Your assignment:
What is needed here is an exact copy of all the records below.

Page and application data records
------

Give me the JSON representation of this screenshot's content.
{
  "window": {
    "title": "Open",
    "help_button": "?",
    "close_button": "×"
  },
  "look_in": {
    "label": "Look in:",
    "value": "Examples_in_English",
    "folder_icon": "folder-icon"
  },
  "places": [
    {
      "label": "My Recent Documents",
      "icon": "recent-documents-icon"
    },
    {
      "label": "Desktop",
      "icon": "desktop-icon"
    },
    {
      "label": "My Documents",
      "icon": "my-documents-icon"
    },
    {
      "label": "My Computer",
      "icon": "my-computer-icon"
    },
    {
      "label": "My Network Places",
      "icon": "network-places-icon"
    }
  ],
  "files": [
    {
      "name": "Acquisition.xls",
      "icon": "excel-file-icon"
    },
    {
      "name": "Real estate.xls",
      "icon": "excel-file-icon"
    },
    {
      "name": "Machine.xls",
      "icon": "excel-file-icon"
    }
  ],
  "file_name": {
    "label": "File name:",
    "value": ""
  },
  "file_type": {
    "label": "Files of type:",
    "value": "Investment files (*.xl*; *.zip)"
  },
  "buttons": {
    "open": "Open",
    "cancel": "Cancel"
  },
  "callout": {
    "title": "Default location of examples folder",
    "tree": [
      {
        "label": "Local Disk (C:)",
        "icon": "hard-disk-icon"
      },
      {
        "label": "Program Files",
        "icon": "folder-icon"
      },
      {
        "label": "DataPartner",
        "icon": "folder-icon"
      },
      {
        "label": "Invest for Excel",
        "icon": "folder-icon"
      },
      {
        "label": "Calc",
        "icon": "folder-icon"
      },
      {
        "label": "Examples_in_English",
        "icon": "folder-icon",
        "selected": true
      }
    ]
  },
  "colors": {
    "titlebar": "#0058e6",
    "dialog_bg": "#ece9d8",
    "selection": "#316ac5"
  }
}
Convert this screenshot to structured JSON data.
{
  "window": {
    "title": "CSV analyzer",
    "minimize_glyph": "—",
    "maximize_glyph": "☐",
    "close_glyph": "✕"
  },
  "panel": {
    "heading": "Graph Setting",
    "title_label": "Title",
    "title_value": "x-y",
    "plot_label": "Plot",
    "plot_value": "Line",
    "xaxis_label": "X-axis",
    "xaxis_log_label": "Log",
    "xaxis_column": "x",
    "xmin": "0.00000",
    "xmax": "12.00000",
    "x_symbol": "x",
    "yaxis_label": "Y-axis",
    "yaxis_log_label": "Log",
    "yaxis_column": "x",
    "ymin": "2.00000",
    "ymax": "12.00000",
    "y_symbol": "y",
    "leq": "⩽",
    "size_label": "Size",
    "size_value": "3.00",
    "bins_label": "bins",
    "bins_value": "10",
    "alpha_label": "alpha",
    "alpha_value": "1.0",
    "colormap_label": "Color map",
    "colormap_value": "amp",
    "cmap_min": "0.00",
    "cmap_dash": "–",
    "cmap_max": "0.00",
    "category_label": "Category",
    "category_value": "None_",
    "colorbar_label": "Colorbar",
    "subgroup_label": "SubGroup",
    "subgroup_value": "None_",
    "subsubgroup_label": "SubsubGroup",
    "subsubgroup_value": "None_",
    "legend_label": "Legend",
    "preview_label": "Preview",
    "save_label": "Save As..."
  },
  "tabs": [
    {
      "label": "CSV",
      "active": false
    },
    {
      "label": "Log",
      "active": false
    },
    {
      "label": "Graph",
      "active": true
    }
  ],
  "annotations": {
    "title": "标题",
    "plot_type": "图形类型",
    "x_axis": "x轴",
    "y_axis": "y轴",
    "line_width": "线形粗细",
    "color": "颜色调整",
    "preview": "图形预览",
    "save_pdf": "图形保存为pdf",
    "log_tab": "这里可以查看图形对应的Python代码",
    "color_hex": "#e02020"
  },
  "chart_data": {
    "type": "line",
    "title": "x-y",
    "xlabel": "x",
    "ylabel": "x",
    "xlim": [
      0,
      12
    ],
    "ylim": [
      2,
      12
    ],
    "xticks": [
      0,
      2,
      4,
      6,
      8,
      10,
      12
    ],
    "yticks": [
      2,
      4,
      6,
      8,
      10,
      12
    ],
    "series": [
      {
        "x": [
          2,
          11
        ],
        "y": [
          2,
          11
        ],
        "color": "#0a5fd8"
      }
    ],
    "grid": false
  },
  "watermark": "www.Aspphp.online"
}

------

Answer space:
Give me the JSON representation of this screenshot's content.
{
  "window": {
    "title": "Open",
    "help_button": "?",
    "close_button": "×"
  },
  "look_in": {
    "label": "Look in:",
    "value": "Examples_in_English",
    "folder_icon": "folder-icon"
  },
  "places": [
    {
      "label": "My Recent Documents",
      "icon": "recent-documents-icon"
    },
    {
      "label": "Desktop",
      "icon": "desktop-icon"
    },
    {
      "label": "My Documents",
      "icon": "my-documents-icon"
    },
    {
      "label": "My Computer",
      "icon": "my-computer-icon"
    },
    {
      "label": "My Network Places",
      "icon": "network-places-icon"
    }
  ],
  "files": [
    {
      "name": "Acquisition.xls",
      "icon": "excel-file-icon"
    },
    {
      "name": "Real estate.xls",
      "icon": "excel-file-icon"
    },
    {
      "name": "Machine.xls",
      "icon": "excel-file-icon"
    }
  ],
  "file_name": {
    "label": "File name:",
    "value": ""
  },
  "file_type": {
    "label": "Files of type:",
    "value": "Investment files (*.xl*; *.zip)"
  },
  "buttons": {
    "open": "Open",
    "cancel": "Cancel"
  },
  "callout": {
    "title": "Default location of examples folder",
    "tree": [
      {
        "label": "Local Disk (C:)",
        "icon": "hard-disk-icon"
      },
      {
        "label": "Program Files",
        "icon": "folder-icon"
      },
      {
        "label": "DataPartner",
        "icon": "folder-icon"
      },
      {
        "label": "Invest for Excel",
        "icon": "folder-icon"
      },
      {
        "label": "Calc",
        "icon": "folder-icon"
      },
      {
        "label": "Examples_in_English",
        "icon": "folder-icon",
        "selected": true
      }
    ]
  },
  "colors": {
    "titlebar": "#0058e6",
    "dialog_bg": "#ece9d8",
    "selection": "#316ac5"
  }
}
Convert this screenshot to structured JSON data.
{
  "window": {
    "title": "CSV analyzer",
    "minimize_glyph": "—",
    "maximize_glyph": "☐",
    "close_glyph": "✕"
  },
  "panel": {
    "heading": "Graph Setting",
    "title_label": "Title",
    "title_value": "x-y",
    "plot_label": "Plot",
    "plot_value": "Line",
    "xaxis_label": "X-axis",
    "xaxis_log_label": "Log",
    "xaxis_column": "x",
    "xmin": "0.00000",
    "xmax": "12.00000",
    "x_symbol": "x",
    "yaxis_label": "Y-axis",
    "yaxis_log_label": "Log",
    "yaxis_column": "x",
    "ymin": "2.00000",
    "ymax": "12.00000",
    "y_symbol": "y",
    "leq": "⩽",
    "size_label": "Size",
    "size_value": "3.00",
    "bins_label": "bins",
    "bins_value": "10",
    "alpha_label": "alpha",
    "alpha_value": "1.0",
    "colormap_label": "Color map",
    "colormap_value": "amp",
    "cmap_min": "0.00",
    "cmap_dash": "–",
    "cmap_max": "0.00",
    "category_label": "Category",
    "category_value": "None_",
    "colorbar_label": "Colorbar",
    "subgroup_label": "SubGroup",
    "subgroup_value": "None_",
    "subsubgroup_label": "SubsubGroup",
    "subsubgroup_value": "None_",
    "legend_label": "Legend",
    "preview_label": "Preview",
    "save_label": "Save As..."
  },
  "tabs": [
    {
      "label": "CSV",
      "active": false
    },
    {
      "label": "Log",
      "active": false
    },
    {
      "label": "Graph",
      "active": true
    }
  ],
  "annotations": {
    "title": "标题",
    "plot_type": "图形类型",
    "x_axis": "x轴",
    "y_axis": "y轴",
    "line_width": "线形粗细",
    "color": "颜色调整",
    "preview": "图形预览",
    "save_pdf": "图形保存为pdf",
    "log_tab": "这里可以查看图形对应的Python代码",
    "color_hex": "#e02020"
  },
  "chart_data": {
    "type": "line",
    "title": "x-y",
    "xlabel": "x",
    "ylabel": "x",
    "xlim": [
      0,
      12
    ],
    "ylim": [
      2,
      12
    ],
    "xticks": [
      0,
      2,
      4,
      6,
      8,
      10,
      12
    ],
    "yticks": [
      2,
      4,
      6,
      8,
      10,
      12
    ],
    "series": [
      {
        "x": [
          2,
          11
        ],
        "y": [
          2,
          11
        ],
        "color": "#0a5fd8"
      }
    ],
    "grid": false
  },
  "watermark": "www.Aspphp.online"
}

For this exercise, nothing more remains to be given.